**GOAL OF THE EXERCISE**
Output every record below exactly as it appears.

[Data extracted from a collection]
━━━━━━━━━━━━━━━━

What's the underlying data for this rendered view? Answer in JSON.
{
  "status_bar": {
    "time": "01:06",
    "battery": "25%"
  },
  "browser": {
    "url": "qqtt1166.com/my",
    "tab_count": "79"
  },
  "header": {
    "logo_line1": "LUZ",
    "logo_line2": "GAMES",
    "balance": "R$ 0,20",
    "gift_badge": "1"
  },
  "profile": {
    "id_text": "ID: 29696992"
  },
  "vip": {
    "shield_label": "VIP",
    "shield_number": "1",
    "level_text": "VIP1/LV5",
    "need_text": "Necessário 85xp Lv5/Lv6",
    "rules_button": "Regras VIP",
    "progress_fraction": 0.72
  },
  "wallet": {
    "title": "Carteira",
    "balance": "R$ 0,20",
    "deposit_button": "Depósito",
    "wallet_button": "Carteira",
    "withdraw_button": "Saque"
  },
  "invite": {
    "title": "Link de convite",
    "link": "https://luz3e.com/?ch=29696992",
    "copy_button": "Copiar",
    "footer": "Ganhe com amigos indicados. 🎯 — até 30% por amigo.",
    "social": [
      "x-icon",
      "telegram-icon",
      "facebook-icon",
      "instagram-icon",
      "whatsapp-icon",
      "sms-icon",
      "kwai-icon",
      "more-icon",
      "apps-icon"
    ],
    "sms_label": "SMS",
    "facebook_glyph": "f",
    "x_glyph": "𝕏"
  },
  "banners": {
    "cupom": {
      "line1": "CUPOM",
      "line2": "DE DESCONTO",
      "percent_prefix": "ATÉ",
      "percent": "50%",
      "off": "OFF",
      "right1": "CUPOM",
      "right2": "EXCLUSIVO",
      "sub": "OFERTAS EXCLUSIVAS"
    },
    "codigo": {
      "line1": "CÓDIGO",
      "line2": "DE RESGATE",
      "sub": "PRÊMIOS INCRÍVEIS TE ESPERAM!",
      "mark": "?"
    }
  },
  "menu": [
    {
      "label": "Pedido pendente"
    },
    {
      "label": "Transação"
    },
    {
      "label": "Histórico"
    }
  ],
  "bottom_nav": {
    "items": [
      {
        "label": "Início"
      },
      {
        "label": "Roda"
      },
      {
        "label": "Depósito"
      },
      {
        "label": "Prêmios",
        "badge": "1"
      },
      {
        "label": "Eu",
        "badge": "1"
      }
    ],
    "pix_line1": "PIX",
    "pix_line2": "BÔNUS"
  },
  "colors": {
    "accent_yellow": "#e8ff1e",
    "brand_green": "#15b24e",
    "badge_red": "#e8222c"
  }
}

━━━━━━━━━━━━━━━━

**RESULT OF THIS EXERCISE**
What's the underlying data for this rendered view? Answer in JSON.
{
  "status_bar": {
    "time": "01:06",
    "battery": "25%"
  },
  "browser": {
    "url": "qqtt1166.com/my",
    "tab_count": "79"
  },
  "header": {
    "logo_line1": "LUZ",
    "logo_line2": "GAMES",
    "balance": "R$ 0,20",
    "gift_badge": "1"
  },
  "profile": {
    "id_text": "ID: 29696992"
  },
  "vip": {
    "shield_label": "VIP",
    "shield_number": "1",
    "level_text": "VIP1/LV5",
    "need_text": "Necessário 85xp Lv5/Lv6",
    "rules_button": "Regras VIP",
    "progress_fraction": 0.72
  },
  "wallet": {
    "title": "Carteira",
    "balance": "R$ 0,20",
    "deposit_button": "Depósito",
    "wallet_button": "Carteira",
    "withdraw_button": "Saque"
  },
  "invite": {
    "title": "Link de convite",
    "link": "https://luz3e.com/?ch=29696992",
    "copy_button": "Copiar",
    "footer": "Ganhe com amigos indicados. 🎯 — até 30% por amigo.",
    "social": [
      "x-icon",
      "telegram-icon",
      "facebook-icon",
      "instagram-icon",
      "whatsapp-icon",
      "sms-icon",
      "kwai-icon",
      "more-icon",
      "apps-icon"
    ],
    "sms_label": "SMS",
    "facebook_glyph": "f",
    "x_glyph": "𝕏"
  },
  "banners": {
    "cupom": {
      "line1": "CUPOM",
      "line2": "DE DESCONTO",
      "percent_prefix": "ATÉ",
      "percent": "50%",
      "off": "OFF",
      "right1": "CUPOM",
      "right2": "EXCLUSIVO",
      "sub": "OFERTAS EXCLUSIVAS"
    },
    "codigo": {
      "line1": "CÓDIGO",
      "line2": "DE RESGATE",
      "sub": "PRÊMIOS INCRÍVEIS TE ESPERAM!",
      "mark": "?"
    }
  },
  "menu": [
    {
      "label": "Pedido pendente"
    },
    {
      "label": "Transação"
    },
    {
      "label": "Histórico"
    }
  ],
  "bottom_nav": {
    "items": [
      {
        "label": "Início"
      },
      {
        "label": "Roda"
      },
      {
        "label": "Depósito"
      },
      {
        "label": "Prêmios",
        "badge": "1"
      },
      {
        "label": "Eu",
        "badge": "1"
      }
    ],
    "pix_line1": "PIX",
    "pix_line2": "BÔNUS"
  },
  "colors": {
    "accent_yellow": "#e8ff1e",
    "brand_green": "#15b24e",
    "badge_red": "#e8222c"
  }
}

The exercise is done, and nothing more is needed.